- [What you will do]
Note how many lines of the material that follows include the string "title", and state only that number.
________________
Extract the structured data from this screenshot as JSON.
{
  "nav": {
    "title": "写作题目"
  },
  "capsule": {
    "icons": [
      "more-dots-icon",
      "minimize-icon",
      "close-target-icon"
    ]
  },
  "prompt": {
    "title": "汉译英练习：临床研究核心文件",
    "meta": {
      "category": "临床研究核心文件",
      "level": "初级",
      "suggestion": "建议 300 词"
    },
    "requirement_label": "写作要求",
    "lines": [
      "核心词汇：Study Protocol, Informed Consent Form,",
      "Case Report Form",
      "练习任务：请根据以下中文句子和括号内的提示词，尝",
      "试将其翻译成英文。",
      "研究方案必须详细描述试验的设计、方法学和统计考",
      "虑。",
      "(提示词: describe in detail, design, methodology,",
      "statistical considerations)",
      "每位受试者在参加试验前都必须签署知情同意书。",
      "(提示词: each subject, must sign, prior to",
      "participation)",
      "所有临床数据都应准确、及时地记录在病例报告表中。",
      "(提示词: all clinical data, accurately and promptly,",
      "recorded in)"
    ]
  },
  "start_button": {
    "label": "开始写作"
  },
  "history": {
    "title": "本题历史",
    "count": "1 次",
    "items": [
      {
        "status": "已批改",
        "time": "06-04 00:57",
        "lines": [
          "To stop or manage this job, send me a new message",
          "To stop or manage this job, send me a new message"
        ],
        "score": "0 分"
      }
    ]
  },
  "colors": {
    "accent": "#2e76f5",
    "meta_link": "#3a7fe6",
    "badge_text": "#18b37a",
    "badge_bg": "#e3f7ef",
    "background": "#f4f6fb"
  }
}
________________
- [Result of the task]
3